Instant runoff voting (IRV), the ranked choice voting method that generates majority winners in a single round of voting, has garnered rapidly rising support this year. On July 18, the city council of Oakland (CA) voted 6-2 to place IRV on the November 7th ballot, replacing their June primary and November runoff with one high turnout majority election in November.
On July 19, the North Carolina state senate passed legislation (H1024)
with bipartisan support to use IRV for statewide elections for judicial
office vacancies and to let 10 cities and 10 counties try IRV in
2007-2008. If passed, this legislation would represent the first
statewide IRV elections in the modern era.
These advances come as interest in IRV expands nationally. IRV will be
on the ballot in cities and counties with a combined population of 1.6
million people this November, including Minneapolis (MN), Davis (CA),
and Pierce County (WA). The proliferation of reformer campaigns across
the country follow highly successful IRV elections for San Francisco’s
city elections, and a widely praised mayoral race in Burlington, (VT).

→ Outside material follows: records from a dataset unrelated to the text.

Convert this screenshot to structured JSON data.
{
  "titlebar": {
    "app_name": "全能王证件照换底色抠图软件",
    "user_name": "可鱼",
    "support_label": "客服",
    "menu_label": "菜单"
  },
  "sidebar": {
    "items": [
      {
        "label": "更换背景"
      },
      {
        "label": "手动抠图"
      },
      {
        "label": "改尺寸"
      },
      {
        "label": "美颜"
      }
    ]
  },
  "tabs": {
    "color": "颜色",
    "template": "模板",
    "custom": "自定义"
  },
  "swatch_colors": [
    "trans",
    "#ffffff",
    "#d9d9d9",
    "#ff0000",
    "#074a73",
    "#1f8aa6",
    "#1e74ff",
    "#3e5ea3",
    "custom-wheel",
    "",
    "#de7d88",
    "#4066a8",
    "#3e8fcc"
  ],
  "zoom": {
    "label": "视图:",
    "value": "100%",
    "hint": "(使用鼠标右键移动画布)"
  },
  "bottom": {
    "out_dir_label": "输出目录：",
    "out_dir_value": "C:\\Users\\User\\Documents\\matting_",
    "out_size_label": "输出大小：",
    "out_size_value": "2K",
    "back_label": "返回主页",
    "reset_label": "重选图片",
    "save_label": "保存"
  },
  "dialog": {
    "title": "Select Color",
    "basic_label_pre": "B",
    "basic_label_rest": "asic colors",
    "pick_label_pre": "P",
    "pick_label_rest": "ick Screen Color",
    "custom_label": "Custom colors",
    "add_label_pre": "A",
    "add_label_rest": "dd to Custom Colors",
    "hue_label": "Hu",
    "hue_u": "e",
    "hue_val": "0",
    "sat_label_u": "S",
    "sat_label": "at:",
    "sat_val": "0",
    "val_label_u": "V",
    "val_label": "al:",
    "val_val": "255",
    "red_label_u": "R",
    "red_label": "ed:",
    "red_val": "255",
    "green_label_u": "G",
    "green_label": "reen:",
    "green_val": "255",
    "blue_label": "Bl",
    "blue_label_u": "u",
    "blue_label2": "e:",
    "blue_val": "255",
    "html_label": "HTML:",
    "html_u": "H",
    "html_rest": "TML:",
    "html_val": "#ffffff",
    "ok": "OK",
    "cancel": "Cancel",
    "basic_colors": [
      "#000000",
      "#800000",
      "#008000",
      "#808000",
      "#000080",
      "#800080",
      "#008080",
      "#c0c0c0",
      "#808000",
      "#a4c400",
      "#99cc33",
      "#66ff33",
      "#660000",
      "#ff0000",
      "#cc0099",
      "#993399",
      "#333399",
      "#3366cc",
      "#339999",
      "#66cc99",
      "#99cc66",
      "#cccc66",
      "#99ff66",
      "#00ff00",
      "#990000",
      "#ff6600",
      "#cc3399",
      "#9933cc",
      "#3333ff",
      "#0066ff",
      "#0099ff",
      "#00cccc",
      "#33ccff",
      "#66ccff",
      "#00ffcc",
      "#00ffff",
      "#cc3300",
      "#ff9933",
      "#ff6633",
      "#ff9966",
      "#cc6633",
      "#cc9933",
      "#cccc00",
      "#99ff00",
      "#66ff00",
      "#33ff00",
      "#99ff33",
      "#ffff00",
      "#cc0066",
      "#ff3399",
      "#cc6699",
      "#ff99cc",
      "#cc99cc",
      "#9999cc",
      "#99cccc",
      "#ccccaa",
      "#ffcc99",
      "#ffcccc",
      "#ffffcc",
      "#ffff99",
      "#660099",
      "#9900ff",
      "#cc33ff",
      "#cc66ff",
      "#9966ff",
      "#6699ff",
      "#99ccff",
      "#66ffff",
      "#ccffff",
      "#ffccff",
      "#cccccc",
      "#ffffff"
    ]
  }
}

Exit polls in both San Francisco and Burlington showed voters preferred
IRV to their old runoff systems by margins of at least three to one.
According to FairVote executive director Rob Richie, “Interest in
instant runoff voting is growing rapidly. More cities and states see
IRV as a viable means to save tax dollars, accommodate voters having
choices and fold low-turnout elections into high-turnout, spoiler-free
National backers of IRV include leaders from both major parties:
Democratic National Committee chair Howard Dean regularly speaks out in
favor of IRV, Republican presidential contender Sen. John McCain
boosted Alaska’s campaign for IRV in 2002 and Sen. Barack Obama
introduced IRV legislation as a state senator in Illinois. Former
Nirvana bass player Krist Novoselic will play a lead role in backing
the IRV campaign in Pierce County this year.
In addition to resolving the controversy over third party candidates
being “spoilers,” IRV simply solves problems. In 2004, North Carolina
held a runoff election for the Democratic nomination for Superintendent
of Public Instruction. The election cost counties $3.5 million dollars,
for a turnout of only 2 to 3% of voters. IRV would have avoided a
second election, without this drop in turnout. Meanwhile, Oakland spent
over $250,000 between the primary and general elections in 2000, and
most candidates win offices in the low-turnout primaries without even
having to face the bigger November electorate.
With IRV, instead of marking an "X" next to one candidate, voters rank
them in order of preference. IRV uses voter rankings to emulate a
series of runoff elections ultimately determining a winner with a
majority of the vote. IRV saves time and money by eliminating the need
and cost of two rounds of voting. Voters and candidates also can focus
their energy on one election rather than two, typically boosting
IRV is used in dozens of colleges and universities across the country.
To seek comment on these issues, contact Ryan O’Donnell at (301)
270-4616. For more information, visit www.fairvote.org/irv